If we are to look to the future from the devastation of the past and present, our strategy must lie somewhere between the experience of Sikkim and Nepal. In one, a river has died. In the other, people die for lack of energy to light their homes, provide services and fuel the economy. In one, politics is defined by one powerbroker chief minister handing over to another powerbroker chief minister, maintaining the same unaccountable, nexus-ridden paradigm. In the other, representative democracy has never been allowed to stabilise, for the politicians to develop the guts and wherewithal to chart a course and stay on it.
Today, we need the Upper Tamakoshi to proceed without a hitch, Trishuli III-A to be completed without malafide renegotiation of project costs, Chamelia to come online pronto and for work on Upper Karnali and Arun III to come to life, with the assurance that their energy output will be available for purchase in Nepal and not locked just for export to India.

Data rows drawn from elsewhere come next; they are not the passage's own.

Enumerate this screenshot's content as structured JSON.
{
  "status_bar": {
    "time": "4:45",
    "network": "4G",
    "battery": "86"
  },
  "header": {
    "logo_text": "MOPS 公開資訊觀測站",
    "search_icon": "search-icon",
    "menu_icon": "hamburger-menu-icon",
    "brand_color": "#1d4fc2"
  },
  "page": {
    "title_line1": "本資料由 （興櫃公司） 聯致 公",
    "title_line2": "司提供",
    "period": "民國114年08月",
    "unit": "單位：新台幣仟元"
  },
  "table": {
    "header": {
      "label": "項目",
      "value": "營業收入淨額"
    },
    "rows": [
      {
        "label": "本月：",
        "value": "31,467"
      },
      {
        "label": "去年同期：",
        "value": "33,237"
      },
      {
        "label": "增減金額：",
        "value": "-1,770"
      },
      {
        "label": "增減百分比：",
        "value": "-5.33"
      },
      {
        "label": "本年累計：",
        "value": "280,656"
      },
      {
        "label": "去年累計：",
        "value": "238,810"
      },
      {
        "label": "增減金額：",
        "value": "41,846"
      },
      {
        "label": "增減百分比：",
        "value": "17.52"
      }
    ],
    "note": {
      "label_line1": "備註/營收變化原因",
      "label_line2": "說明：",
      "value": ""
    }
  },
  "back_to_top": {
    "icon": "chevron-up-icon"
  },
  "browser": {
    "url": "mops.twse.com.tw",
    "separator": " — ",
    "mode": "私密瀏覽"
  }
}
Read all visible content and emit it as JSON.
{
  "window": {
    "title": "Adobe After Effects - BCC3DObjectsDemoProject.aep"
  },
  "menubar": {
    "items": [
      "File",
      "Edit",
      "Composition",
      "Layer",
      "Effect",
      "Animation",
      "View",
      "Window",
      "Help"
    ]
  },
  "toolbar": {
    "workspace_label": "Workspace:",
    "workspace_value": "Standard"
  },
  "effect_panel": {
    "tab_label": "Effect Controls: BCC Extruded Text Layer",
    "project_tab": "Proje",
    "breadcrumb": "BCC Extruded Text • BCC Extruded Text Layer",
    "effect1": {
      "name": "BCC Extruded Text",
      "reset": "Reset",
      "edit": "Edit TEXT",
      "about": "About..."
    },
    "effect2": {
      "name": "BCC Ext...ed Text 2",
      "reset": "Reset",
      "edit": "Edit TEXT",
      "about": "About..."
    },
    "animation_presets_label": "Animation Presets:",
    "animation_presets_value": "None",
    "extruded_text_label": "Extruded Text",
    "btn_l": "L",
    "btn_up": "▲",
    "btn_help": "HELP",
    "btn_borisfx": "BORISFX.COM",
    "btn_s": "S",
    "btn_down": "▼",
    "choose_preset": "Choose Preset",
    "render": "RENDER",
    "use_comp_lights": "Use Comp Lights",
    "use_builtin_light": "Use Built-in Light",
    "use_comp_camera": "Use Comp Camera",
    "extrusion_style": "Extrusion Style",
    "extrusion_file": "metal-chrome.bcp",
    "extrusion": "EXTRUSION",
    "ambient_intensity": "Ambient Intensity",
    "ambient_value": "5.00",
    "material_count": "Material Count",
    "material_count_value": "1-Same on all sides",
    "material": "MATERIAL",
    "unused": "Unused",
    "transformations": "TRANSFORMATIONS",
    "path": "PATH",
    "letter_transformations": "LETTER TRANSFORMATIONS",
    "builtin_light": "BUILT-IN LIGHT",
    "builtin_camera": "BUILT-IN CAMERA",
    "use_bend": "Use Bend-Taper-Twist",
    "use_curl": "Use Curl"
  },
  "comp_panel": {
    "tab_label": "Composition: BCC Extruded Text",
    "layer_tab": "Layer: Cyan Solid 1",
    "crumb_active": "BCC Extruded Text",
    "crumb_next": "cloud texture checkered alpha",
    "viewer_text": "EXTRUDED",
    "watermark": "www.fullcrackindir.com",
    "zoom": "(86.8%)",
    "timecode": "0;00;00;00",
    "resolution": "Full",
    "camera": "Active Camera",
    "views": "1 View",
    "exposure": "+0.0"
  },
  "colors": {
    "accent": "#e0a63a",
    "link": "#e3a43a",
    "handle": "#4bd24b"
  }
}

There will come a time when Kathmandu will need to debate the Sikkim-Teesta model of squeezing the last drop of energy from cascade run-of-river schemes. This debate must happen. But for now, what we need is a clean, transparent hydropower programme to efficiently construct as quickly as possible, the projects in the pipeline. We can hardly take satisfaction that we have ‘saved’ our rivers because of political instability.